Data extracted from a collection

+ + + + + + +

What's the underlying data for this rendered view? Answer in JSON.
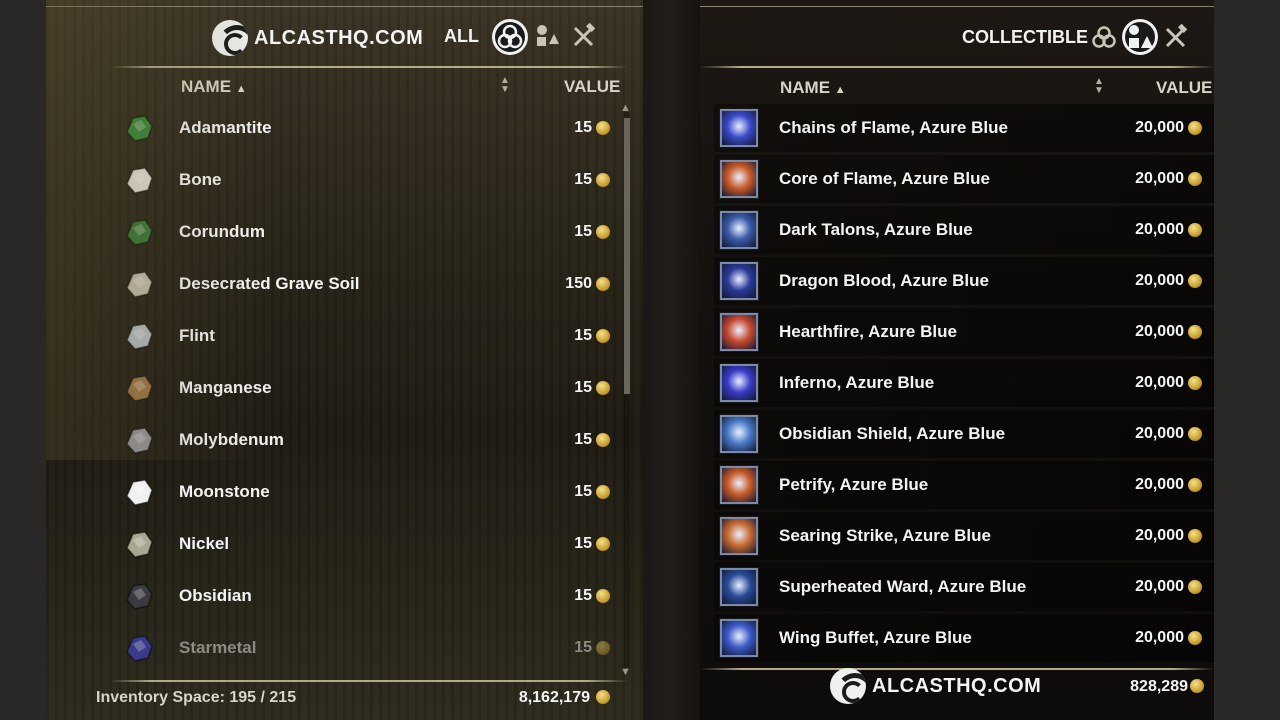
{
  "left": {
    "logo_text": "ALCASTHQ.COM",
    "filter_label": "ALL",
    "filter_icons": [
      "all-filter-icon",
      "furnishing-filter-icon",
      "crafting-filter-icon"
    ],
    "col_name": "NAME",
    "col_value": "VALUE",
    "items": [
      {
        "name": "Adamantite",
        "value": "15",
        "icon": "adamantite-icon",
        "color": "#3a8a3a"
      },
      {
        "name": "Bone",
        "value": "15",
        "icon": "bone-icon",
        "color": "#e8e4dc"
      },
      {
        "name": "Corundum",
        "value": "15",
        "icon": "corundum-icon",
        "color": "#3a7a3a"
      },
      {
        "name": "Desecrated Grave Soil",
        "value": "150",
        "icon": "grave-soil-icon",
        "color": "#c8c0b0"
      },
      {
        "name": "Flint",
        "value": "15",
        "icon": "flint-icon",
        "color": "#b8c0c8"
      },
      {
        "name": "Manganese",
        "value": "15",
        "icon": "manganese-icon",
        "color": "#a07848"
      },
      {
        "name": "Molybdenum",
        "value": "15",
        "icon": "molybdenum-icon",
        "color": "#9a9aa0"
      },
      {
        "name": "Moonstone",
        "value": "15",
        "icon": "moonstone-icon",
        "color": "#f0f0f0"
      },
      {
        "name": "Nickel",
        "value": "15",
        "icon": "nickel-icon",
        "color": "#a8a890"
      },
      {
        "name": "Obsidian",
        "value": "15",
        "icon": "obsidian-icon",
        "color": "#3a3a40"
      },
      {
        "name": "Starmetal",
        "value": "15",
        "icon": "starmetal-icon",
        "color": "#3a3a8a"
      }
    ],
    "inventory_label": "Inventory Space: 195 / 215",
    "gold": "8,162,179"
  },
  "right": {
    "filter_label": "COLLECTIBLE",
    "filter_icons": [
      "all-filter-icon",
      "furnishing-filter-icon",
      "crafting-filter-icon"
    ],
    "col_name": "NAME",
    "col_value": "VALUE",
    "items": [
      {
        "name": "Chains of Flame, Azure Blue",
        "value": "20,000",
        "icon": "chains-of-flame-icon",
        "color": "#3a4ac8"
      },
      {
        "name": "Core of Flame, Azure Blue",
        "value": "20,000",
        "icon": "core-of-flame-icon",
        "color": "#c85a28"
      },
      {
        "name": "Dark Talons, Azure Blue",
        "value": "20,000",
        "icon": "dark-talons-icon",
        "color": "#3a5aa8"
      },
      {
        "name": "Dragon Blood, Azure Blue",
        "value": "20,000",
        "icon": "dragon-blood-icon",
        "color": "#2a3a98"
      },
      {
        "name": "Hearthfire, Azure Blue",
        "value": "20,000",
        "icon": "hearthfire-icon",
        "color": "#c84a30"
      },
      {
        "name": "Inferno, Azure Blue",
        "value": "20,000",
        "icon": "inferno-icon",
        "color": "#3a3ac8"
      },
      {
        "name": "Obsidian Shield, Azure Blue",
        "value": "20,000",
        "icon": "obsidian-shield-icon",
        "color": "#4a7ac8"
      },
      {
        "name": "Petrify, Azure Blue",
        "value": "20,000",
        "icon": "petrify-icon",
        "color": "#c85a28"
      },
      {
        "name": "Searing Strike, Azure Blue",
        "value": "20,000",
        "icon": "searing-strike-icon",
        "color": "#c86a30"
      },
      {
        "name": "Superheated Ward, Azure Blue",
        "value": "20,000",
        "icon": "superheated-ward-icon",
        "color": "#2a4a98"
      },
      {
        "name": "Wing Buffet, Azure Blue",
        "value": "20,000",
        "icon": "wing-buffet-icon",
        "color": "#3a5ac8"
      }
    ],
    "logo_text": "ALCASTHQ.COM",
    "gold": "828,289"
  }
}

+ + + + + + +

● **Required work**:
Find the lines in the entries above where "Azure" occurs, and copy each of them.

● **Response**:
        "name": "Chains of Flame, Azure Blue",
        "name": "Core of Flame, Azure Blue",
        "name": "Dark Talons, Azure Blue",
        "name": "Dragon Blood, Azure Blue",
        "name": "Hearthfire, Azure Blue",
        "name": "Inferno, Azure Blue",
        "name": "Obsidian Shield, Azure Blue",
        "name": "Petrify, Azure Blue",
        "name": "Searing Strike, Azure Blue",
        "name": "Superheated Ward, Azure Blue",
        "name": "Wing Buffet, Azure Blue",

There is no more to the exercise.